(Items from a dataset)
◆ ◆ ◆ ◆ ◆ ◆ ◆

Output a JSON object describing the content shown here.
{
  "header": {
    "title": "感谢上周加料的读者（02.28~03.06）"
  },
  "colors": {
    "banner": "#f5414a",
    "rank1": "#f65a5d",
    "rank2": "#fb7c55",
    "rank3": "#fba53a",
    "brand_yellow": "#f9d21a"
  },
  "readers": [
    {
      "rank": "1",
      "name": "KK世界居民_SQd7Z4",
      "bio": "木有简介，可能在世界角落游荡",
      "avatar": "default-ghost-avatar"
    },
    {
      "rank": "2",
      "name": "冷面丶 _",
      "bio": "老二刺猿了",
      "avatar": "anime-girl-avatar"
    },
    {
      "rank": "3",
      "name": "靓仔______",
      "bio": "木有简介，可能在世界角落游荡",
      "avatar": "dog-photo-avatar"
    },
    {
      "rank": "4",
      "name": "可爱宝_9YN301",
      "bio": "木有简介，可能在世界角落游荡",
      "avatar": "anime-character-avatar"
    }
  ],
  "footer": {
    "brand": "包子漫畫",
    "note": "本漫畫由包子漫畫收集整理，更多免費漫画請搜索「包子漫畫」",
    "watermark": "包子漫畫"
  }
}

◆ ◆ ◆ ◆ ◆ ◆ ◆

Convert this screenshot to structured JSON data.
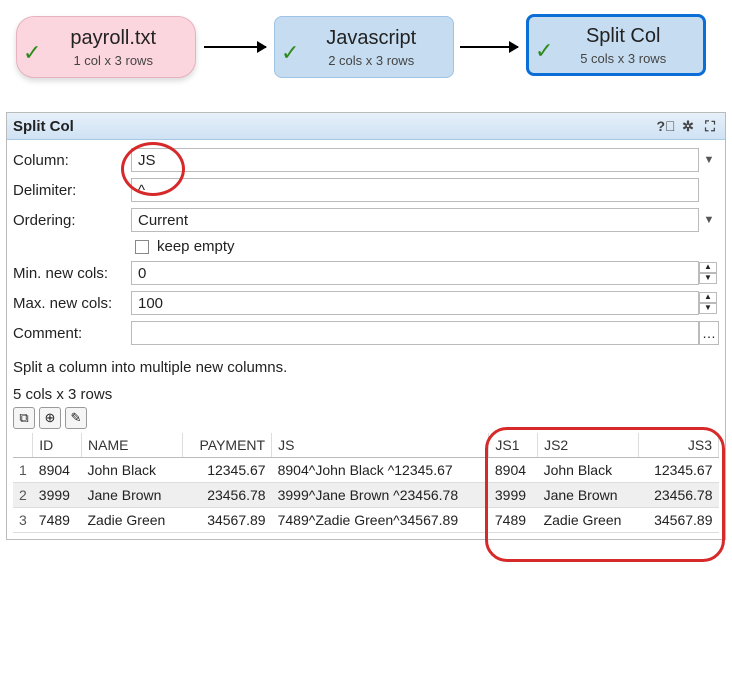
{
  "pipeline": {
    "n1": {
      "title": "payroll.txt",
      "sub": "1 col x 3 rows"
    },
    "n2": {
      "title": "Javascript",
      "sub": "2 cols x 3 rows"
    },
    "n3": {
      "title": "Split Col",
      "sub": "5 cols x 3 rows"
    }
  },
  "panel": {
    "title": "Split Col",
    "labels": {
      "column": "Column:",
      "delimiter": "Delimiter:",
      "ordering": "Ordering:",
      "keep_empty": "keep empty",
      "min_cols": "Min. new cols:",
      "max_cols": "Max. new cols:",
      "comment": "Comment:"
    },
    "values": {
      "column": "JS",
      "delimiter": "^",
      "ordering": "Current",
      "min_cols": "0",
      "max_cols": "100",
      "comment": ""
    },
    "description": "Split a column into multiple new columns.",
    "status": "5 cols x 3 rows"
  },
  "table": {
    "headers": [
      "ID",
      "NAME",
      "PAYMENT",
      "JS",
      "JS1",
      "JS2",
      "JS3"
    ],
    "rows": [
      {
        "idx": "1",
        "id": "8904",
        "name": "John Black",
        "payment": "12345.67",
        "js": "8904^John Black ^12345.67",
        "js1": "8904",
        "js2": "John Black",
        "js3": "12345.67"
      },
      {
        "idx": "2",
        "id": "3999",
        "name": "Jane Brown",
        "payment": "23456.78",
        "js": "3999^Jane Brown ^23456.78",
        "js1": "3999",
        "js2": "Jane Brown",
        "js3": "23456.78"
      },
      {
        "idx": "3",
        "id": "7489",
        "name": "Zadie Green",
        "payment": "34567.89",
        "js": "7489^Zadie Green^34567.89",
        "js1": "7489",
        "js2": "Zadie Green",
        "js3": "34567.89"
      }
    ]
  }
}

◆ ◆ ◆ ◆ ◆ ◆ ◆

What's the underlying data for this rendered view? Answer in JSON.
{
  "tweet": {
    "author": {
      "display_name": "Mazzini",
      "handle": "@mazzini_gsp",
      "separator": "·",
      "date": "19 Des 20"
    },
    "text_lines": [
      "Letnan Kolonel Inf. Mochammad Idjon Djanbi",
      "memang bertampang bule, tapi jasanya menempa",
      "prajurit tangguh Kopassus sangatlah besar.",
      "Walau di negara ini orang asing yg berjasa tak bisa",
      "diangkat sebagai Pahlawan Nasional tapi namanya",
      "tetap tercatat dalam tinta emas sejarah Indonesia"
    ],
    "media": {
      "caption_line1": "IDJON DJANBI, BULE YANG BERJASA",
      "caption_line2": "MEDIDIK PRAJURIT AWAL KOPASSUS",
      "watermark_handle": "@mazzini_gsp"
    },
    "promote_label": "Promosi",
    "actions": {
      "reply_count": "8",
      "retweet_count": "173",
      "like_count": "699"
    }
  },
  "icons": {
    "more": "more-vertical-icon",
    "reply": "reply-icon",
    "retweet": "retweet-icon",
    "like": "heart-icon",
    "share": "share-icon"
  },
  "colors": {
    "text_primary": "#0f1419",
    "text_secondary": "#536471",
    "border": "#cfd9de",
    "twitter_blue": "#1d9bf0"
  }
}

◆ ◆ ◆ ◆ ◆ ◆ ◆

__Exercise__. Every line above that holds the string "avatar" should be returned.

__Exercise solution__.
      "avatar": "default-ghost-avatar"
      "avatar": "anime-girl-avatar"
      "avatar": "dog-photo-avatar"
      "avatar": "anime-character-avatar"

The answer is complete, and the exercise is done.